Agreement expected to be reached before June elections
INTERNATIONAL Monetary Fund, European Commission and European Central Bank officials arrived in Lisbon yesterday as they start preparing an estimated €80bn aid programme for Portugal, the third euro-region nation to request a bailout in a year.
European Union finance ministers aim to reach an agreement on the aid when they meet on May 16, three weeks before the country's June 5 election, which was prompted by the resignation of Prime Minister Jose Socrates after parliament rejected his deficit-cutting plan.
The arrival coincided with the ECB's financing to Portuguese lenders dropping 4.8pc in March from the previous month, the first decline in four months.
ECB financing declined to €39.124bn from €41.078bn in February, the Lisbon-based Bank of Portugal said yesterday on the BPStat portion of its website.
ECB financing levels peaked at €49.1bn in August.
Mr Socrates last week announced that Portugal would seek a bailout from the EU after the nation's political crisis pushed borrowing costs to record levels. Portuguese banks had urged the government to ask for aid as downgrades by credit ratings companies threatened their ability to borrow in wholesale markets.

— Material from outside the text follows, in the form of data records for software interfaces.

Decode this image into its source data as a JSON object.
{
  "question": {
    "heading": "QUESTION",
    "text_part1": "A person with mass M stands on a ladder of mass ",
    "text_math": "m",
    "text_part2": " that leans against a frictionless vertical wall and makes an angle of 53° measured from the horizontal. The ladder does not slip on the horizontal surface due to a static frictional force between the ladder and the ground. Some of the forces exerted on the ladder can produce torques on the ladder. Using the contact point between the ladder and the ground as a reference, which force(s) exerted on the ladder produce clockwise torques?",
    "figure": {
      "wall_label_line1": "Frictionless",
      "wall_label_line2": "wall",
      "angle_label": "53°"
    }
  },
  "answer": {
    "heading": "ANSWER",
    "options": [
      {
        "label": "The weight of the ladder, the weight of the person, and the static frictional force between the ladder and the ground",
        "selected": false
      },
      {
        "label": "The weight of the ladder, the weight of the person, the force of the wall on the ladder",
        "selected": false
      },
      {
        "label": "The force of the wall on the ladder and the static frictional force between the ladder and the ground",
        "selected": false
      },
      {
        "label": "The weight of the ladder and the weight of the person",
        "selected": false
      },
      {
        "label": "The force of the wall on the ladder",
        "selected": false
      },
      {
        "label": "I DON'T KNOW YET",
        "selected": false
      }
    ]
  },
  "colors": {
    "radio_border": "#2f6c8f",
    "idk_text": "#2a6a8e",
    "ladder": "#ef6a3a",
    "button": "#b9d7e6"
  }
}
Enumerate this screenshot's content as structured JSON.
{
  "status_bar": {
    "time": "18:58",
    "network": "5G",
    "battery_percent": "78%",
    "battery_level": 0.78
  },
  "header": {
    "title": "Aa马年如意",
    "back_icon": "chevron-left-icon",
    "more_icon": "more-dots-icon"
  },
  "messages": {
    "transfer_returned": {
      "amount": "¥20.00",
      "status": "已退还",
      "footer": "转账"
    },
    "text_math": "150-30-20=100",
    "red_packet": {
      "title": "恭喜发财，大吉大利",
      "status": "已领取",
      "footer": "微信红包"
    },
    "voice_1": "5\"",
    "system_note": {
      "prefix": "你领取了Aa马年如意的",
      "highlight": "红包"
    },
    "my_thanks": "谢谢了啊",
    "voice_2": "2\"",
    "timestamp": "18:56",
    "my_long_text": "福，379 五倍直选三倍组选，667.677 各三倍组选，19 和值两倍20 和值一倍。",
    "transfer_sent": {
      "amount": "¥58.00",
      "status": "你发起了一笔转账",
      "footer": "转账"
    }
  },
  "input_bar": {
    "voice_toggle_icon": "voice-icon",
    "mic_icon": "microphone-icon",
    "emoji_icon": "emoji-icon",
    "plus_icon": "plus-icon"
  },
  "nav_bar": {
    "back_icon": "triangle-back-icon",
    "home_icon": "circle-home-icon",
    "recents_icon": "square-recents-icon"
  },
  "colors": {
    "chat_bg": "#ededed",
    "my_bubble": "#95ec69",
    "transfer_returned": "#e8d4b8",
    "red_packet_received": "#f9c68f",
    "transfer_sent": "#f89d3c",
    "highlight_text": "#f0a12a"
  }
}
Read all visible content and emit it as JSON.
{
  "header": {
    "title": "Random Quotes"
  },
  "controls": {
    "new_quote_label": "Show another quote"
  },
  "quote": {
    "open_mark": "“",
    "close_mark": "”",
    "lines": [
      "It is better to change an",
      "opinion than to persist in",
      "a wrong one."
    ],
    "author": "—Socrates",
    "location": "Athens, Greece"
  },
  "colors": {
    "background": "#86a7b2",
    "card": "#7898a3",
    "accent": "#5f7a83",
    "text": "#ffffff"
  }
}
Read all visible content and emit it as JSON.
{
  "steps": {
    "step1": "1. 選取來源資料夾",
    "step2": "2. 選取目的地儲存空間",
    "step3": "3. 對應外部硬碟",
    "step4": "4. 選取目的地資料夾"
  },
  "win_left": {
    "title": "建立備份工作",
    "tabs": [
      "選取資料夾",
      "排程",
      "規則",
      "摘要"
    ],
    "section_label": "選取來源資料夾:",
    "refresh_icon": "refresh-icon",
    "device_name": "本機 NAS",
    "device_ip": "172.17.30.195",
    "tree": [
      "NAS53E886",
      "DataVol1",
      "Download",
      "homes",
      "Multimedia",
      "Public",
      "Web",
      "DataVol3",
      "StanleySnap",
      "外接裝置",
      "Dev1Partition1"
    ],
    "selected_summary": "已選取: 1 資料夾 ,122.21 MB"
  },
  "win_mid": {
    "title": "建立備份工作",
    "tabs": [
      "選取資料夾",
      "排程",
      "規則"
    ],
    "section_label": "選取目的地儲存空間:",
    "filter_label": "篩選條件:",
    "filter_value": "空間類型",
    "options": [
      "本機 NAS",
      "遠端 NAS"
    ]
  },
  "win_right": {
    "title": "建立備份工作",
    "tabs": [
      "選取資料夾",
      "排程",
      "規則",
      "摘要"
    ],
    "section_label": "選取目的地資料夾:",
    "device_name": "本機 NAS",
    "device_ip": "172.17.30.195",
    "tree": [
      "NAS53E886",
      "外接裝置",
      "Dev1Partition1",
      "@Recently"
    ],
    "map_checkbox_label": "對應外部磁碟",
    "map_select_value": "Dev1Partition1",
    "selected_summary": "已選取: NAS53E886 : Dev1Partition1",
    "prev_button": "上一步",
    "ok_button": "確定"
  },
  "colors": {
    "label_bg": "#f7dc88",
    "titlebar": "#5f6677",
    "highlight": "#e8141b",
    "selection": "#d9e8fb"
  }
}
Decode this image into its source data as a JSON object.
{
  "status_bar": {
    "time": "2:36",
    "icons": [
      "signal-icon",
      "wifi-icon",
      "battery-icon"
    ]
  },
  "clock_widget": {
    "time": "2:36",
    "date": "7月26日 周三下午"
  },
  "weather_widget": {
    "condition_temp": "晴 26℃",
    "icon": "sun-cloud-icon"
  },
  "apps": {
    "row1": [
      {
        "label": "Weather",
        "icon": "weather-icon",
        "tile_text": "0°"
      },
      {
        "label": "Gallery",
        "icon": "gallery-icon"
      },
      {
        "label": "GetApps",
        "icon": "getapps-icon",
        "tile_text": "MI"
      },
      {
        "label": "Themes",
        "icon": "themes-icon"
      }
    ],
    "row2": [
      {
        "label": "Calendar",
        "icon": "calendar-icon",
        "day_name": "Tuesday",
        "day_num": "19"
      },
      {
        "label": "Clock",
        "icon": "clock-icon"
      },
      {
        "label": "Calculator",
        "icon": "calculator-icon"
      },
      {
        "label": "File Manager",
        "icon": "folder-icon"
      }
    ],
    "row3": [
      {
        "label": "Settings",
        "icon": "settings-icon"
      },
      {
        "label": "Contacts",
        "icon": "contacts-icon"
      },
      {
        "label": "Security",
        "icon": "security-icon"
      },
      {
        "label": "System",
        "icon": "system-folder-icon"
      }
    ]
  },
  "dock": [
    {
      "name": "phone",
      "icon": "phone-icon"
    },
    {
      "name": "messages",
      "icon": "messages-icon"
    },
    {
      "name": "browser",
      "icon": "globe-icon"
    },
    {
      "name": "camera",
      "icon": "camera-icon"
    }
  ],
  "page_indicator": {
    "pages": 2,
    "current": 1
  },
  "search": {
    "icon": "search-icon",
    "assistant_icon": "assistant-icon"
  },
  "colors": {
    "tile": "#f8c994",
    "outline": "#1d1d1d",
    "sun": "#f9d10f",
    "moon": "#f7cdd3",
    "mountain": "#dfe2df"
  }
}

Banco Espirito Santo's chief executive officer Ricardo Salgado last week followed the CEO of Banco Comercial Portugues, Carlos Santos Ferreira, in saying the government should request a loan from the commission.
The government should request a short-term loan "urgently" before the June elections, Mr Salgado said.
Longer-term financing from the European Financial Stability Facility seems unavoidable after a new government takes office, he and Mr Santos Ferreira said before Mr Socrates announced the aid request.
Espirito Santo is Portugal's biggest publicly traded bank by market value and Banco Comercial is the second-biggest.
Moody's Investors Service last Wednesday downgraded its ratings on seven Portuguese banks, including Espirito Santo and Banco Comercial, joining Standard & Poor's and Fitch Ratings, which also lowered banks' ratings after downgrading the country's debt.
Portuguese banks have been relying on financing from the ECB as the government's difficulties in coping with its debt and deficit squeezed their access to the interbank financing market.
The central bank "encouraged" Portugal to seek EU aid, ECB president Jean-Claude Trichet said at a press conference in Frankfurt last Thursday, adding that the country's banks needed to reduce their reliance on ECB funding.
EU Monetary Affairs Commissioner Olli Rehn said last week he was confident Portugal could meet its financing needs in April and May, "while June will be more challenging".
He declined to say what portion of Portugal's bailout may be designated for the country's banks. (Bloomberg)